Reid was speaking at the launch of a report titled Cyber Doctrine - towards a coherent evolutionary framework for learning resilience in his new role at the Institute for Security and Resilience Studies at University College London.

He argued that, while total control of cyber space will never be achieved, preparing for future threats has to be a priority and must involve the government working with outside agencies and even former criminals.

"We have to accept that we cannot control cyber space. Learning, entrepreneurialism and the capacity to constantly innovate are the fundamental preconditions for gaining the best from cyber space while minimising the dangers," he said.

"What has become obvious is the centrality of entrepreneurial dynamic thinking, culture and action, much of it from small networks and businesses, academic-industry partnerships and individuals who made their first visits to cyber space as hackers."

Reid said that the government needs to update its strategy to represent the fact that cyber threats do not adhere to national boundaries, adding that the US approach marked the way forward in this regard.

"This disjoint between the US and UK approaches is evidence that we have not yet understood that cyber crosses all boundaries," he said.

"We should learn from the US and ask whether enough of the government's cyber spending is going to education and research, the essential elements of strategic capacity building."

The government announced late last year that it would provide an additional £500m to fight cyber crime, while current defence secretary Liam Fox called on Monday for the creation of a fourth branch of the armed forces to focus on cyber threats.
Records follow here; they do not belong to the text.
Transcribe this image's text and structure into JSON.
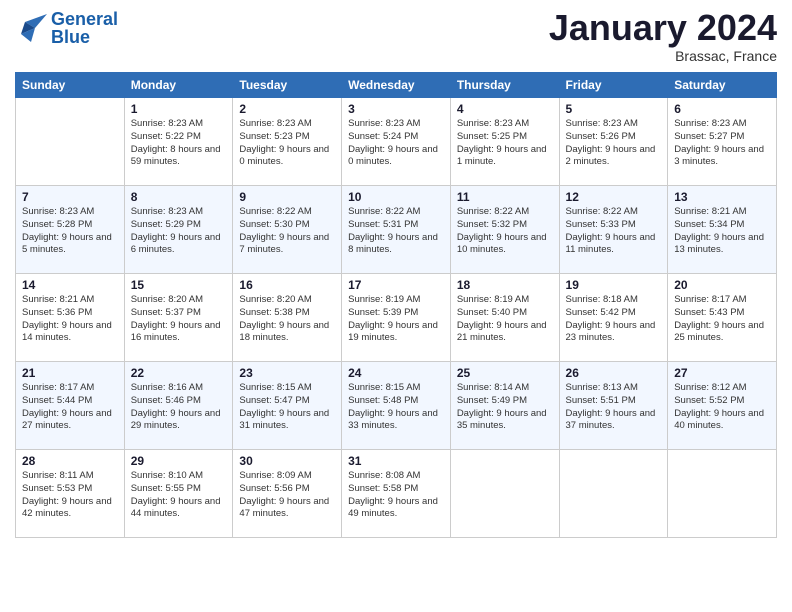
{
  "logo": {
    "line1": "General",
    "line2": "Blue"
  },
  "title": "January 2024",
  "location": "Brassac, France",
  "days_of_week": [
    "Sunday",
    "Monday",
    "Tuesday",
    "Wednesday",
    "Thursday",
    "Friday",
    "Saturday"
  ],
  "weeks": [
    [
      {
        "day": "",
        "sunrise": "",
        "sunset": "",
        "daylight": ""
      },
      {
        "day": "1",
        "sunrise": "Sunrise: 8:23 AM",
        "sunset": "Sunset: 5:22 PM",
        "daylight": "Daylight: 8 hours and 59 minutes."
      },
      {
        "day": "2",
        "sunrise": "Sunrise: 8:23 AM",
        "sunset": "Sunset: 5:23 PM",
        "daylight": "Daylight: 9 hours and 0 minutes."
      },
      {
        "day": "3",
        "sunrise": "Sunrise: 8:23 AM",
        "sunset": "Sunset: 5:24 PM",
        "daylight": "Daylight: 9 hours and 0 minutes."
      },
      {
        "day": "4",
        "sunrise": "Sunrise: 8:23 AM",
        "sunset": "Sunset: 5:25 PM",
        "daylight": "Daylight: 9 hours and 1 minute."
      },
      {
        "day": "5",
        "sunrise": "Sunrise: 8:23 AM",
        "sunset": "Sunset: 5:26 PM",
        "daylight": "Daylight: 9 hours and 2 minutes."
      },
      {
        "day": "6",
        "sunrise": "Sunrise: 8:23 AM",
        "sunset": "Sunset: 5:27 PM",
        "daylight": "Daylight: 9 hours and 3 minutes."
      }
    ],
    [
      {
        "day": "7",
        "sunrise": "Sunrise: 8:23 AM",
        "sunset": "Sunset: 5:28 PM",
        "daylight": "Daylight: 9 hours and 5 minutes."
      },
      {
        "day": "8",
        "sunrise": "Sunrise: 8:23 AM",
        "sunset": "Sunset: 5:29 PM",
        "daylight": "Daylight: 9 hours and 6 minutes."
      },
      {
        "day": "9",
        "sunrise": "Sunrise: 8:22 AM",
        "sunset": "Sunset: 5:30 PM",
        "daylight": "Daylight: 9 hours and 7 minutes."
      },
      {
        "day": "10",
        "sunrise": "Sunrise: 8:22 AM",
        "sunset": "Sunset: 5:31 PM",
        "daylight": "Daylight: 9 hours and 8 minutes."
      },
      {
        "day": "11",
        "sunrise": "Sunrise: 8:22 AM",
        "sunset": "Sunset: 5:32 PM",
        "daylight": "Daylight: 9 hours and 10 minutes."
      },
      {
        "day": "12",
        "sunrise": "Sunrise: 8:22 AM",
        "sunset": "Sunset: 5:33 PM",
        "daylight": "Daylight: 9 hours and 11 minutes."
      },
      {
        "day": "13",
        "sunrise": "Sunrise: 8:21 AM",
        "sunset": "Sunset: 5:34 PM",
        "daylight": "Daylight: 9 hours and 13 minutes."
      }
    ],
    [
      {
        "day": "14",
        "sunrise": "Sunrise: 8:21 AM",
        "sunset": "Sunset: 5:36 PM",
        "daylight": "Daylight: 9 hours and 14 minutes."
      },
      {
        "day": "15",
        "sunrise": "Sunrise: 8:20 AM",
        "sunset": "Sunset: 5:37 PM",
        "daylight": "Daylight: 9 hours and 16 minutes."
      },
      {
        "day": "16",
        "sunrise": "Sunrise: 8:20 AM",
        "sunset": "Sunset: 5:38 PM",
        "daylight": "Daylight: 9 hours and 18 minutes."
      },
      {
        "day": "17",
        "sunrise": "Sunrise: 8:19 AM",
        "sunset": "Sunset: 5:39 PM",
        "daylight": "Daylight: 9 hours and 19 minutes."
      },
      {
        "day": "18",
        "sunrise": "Sunrise: 8:19 AM",
        "sunset": "Sunset: 5:40 PM",
        "daylight": "Daylight: 9 hours and 21 minutes."
      },
      {
        "day": "19",
        "sunrise": "Sunrise: 8:18 AM",
        "sunset": "Sunset: 5:42 PM",
        "daylight": "Daylight: 9 hours and 23 minutes."
      },
      {
        "day": "20",
        "sunrise": "Sunrise: 8:17 AM",
        "sunset": "Sunset: 5:43 PM",
        "daylight": "Daylight: 9 hours and 25 minutes."
      }
    ],
    [
      {
        "day": "21",
        "sunrise": "Sunrise: 8:17 AM",
        "sunset": "Sunset: 5:44 PM",
        "daylight": "Daylight: 9 hours and 27 minutes."
      },
      {
        "day": "22",
        "sunrise": "Sunrise: 8:16 AM",
        "sunset": "Sunset: 5:46 PM",
        "daylight": "Daylight: 9 hours and 29 minutes."
      },
      {
        "day": "23",
        "sunrise": "Sunrise: 8:15 AM",
        "sunset": "Sunset: 5:47 PM",
        "daylight": "Daylight: 9 hours and 31 minutes."
      },
      {
        "day": "24",
        "sunrise": "Sunrise: 8:15 AM",
        "sunset": "Sunset: 5:48 PM",
        "daylight": "Daylight: 9 hours and 33 minutes."
      },
      {
        "day": "25",
        "sunrise": "Sunrise: 8:14 AM",
        "sunset": "Sunset: 5:49 PM",
        "daylight": "Daylight: 9 hours and 35 minutes."
      },
      {
        "day": "26",
        "sunrise": "Sunrise: 8:13 AM",
        "sunset": "Sunset: 5:51 PM",
        "daylight": "Daylight: 9 hours and 37 minutes."
      },
      {
        "day": "27",
        "sunrise": "Sunrise: 8:12 AM",
        "sunset": "Sunset: 5:52 PM",
        "daylight": "Daylight: 9 hours and 40 minutes."
      }
    ],
    [
      {
        "day": "28",
        "sunrise": "Sunrise: 8:11 AM",
        "sunset": "Sunset: 5:53 PM",
        "daylight": "Daylight: 9 hours and 42 minutes."
      },
      {
        "day": "29",
        "sunrise": "Sunrise: 8:10 AM",
        "sunset": "Sunset: 5:55 PM",
        "daylight": "Daylight: 9 hours and 44 minutes."
      },
      {
        "day": "30",
        "sunrise": "Sunrise: 8:09 AM",
        "sunset": "Sunset: 5:56 PM",
        "daylight": "Daylight: 9 hours and 47 minutes."
      },
      {
        "day": "31",
        "sunrise": "Sunrise: 8:08 AM",
        "sunset": "Sunset: 5:58 PM",
        "daylight": "Daylight: 9 hours and 49 minutes."
      },
      {
        "day": "",
        "sunrise": "",
        "sunset": "",
        "daylight": ""
      },
      {
        "day": "",
        "sunrise": "",
        "sunset": "",
        "daylight": ""
      },
      {
        "day": "",
        "sunrise": "",
        "sunset": "",
        "daylight": ""
      }
    ]
  ]
}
The risks from hackers and online groups has been well documented in recent weeks. LulzSec has brought down numerous large institutions such as the CIA and the Brazilian government to highlight the inadequate security protection used by many organisations.